    ABSTRACT: To describe our experience with the use of custom-designed branched or fenestrated endoprostheses incorporating an inverted contralateral limb in the bifurcated component. Retrospective analysis was performed of a prospectively maintained database of all patients undergoing endovascular aneurysm repair using modular branched or fenestrated devices at a university teaching hospital between January 2004 and February 2010. Of 102 cases, 7 male patients (mean age 69 years) were treated with modular devices that incorporated an inverted contralateral limb in the bifurcated component. Five patients had thoracoabdominal aortic aneurysm (4 type IV and 1 type II), 1 patient had a pararenal abdominal aortic aneurysm, and another had type I endoleak from a migrated AneuRx stent-graft. The technique was used primarily because of an existing bifurcated prosthesis (n=5), but in 2 patients without prior open surgery, this technique was needed because of anatomical constraints. All devices were implanted as planned. There was no mortality. One patient required temporary hemodialysis prior to discharge; another patient developed permanent paraplegia, likely related to extensive aortic coverage. No device migration, component separation, or type I or III endoleaks were detected during a mean follow-up of 25 months, and no reinterventions have been necessary. The use of an inverted limb in the bifurcated component of modular endografts may allow endovascular treatment in scenarios where there is insufficient space to deploy a standard bifurcated component. This design modification allows an adequate sealing zone between the iliac extension limbs and the bifurcated component.

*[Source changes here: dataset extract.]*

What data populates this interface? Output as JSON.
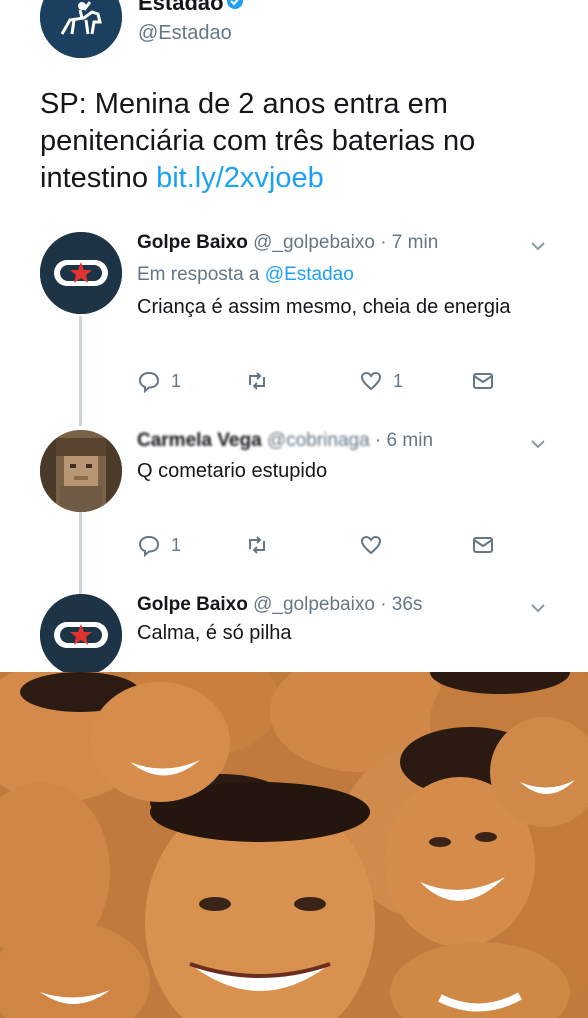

    Journal of Endovascular Therapy 10/2010; 17(5):624-30. · 2.70 Impact Factor
  • [Show abstract] [Hide abstract]
    ABSTRACT: To describe the novel use of an Amplatzer occluder device to seal a secondary endoleak arising at a scallop in a fenestrated stent-graft. A 67-year-old man with comorbidities precluding standard endovascular repair of a pararenal aortic aneurysm was treated with a fenestrated endoprosthesis containing one fenestration for the left renal artery and one scallop for the celiac trunk; the right renal and superior mesenteric arteries were occluded at presentation. Interval imaging at 2 years showed a proximal type I endoleak at the celiac trunk scallop associated with expansion of the aneurysm sac. Attempted repair with an aortic extension cuff and a "chimney" stent was unsuccessful. An Amplatzer Patent Foramen Ovale occluder device was deployed across the endoleak to provide aneurysm sac exclusion, which has been maintained at 6-month follow-up. Treatment of a secondary type I endoleak after implantation of a fenestrated endoprosthesis is challenging. The novel use of an Amplatzer occluder in this setting may be applicable to other situations in which an endovascular solution is desirable for complications of complex endovascular aneurysm repair.
    Journal of Endovascular Therapy 08/2010; 17(4):458-61. · 2.70 Impact Factor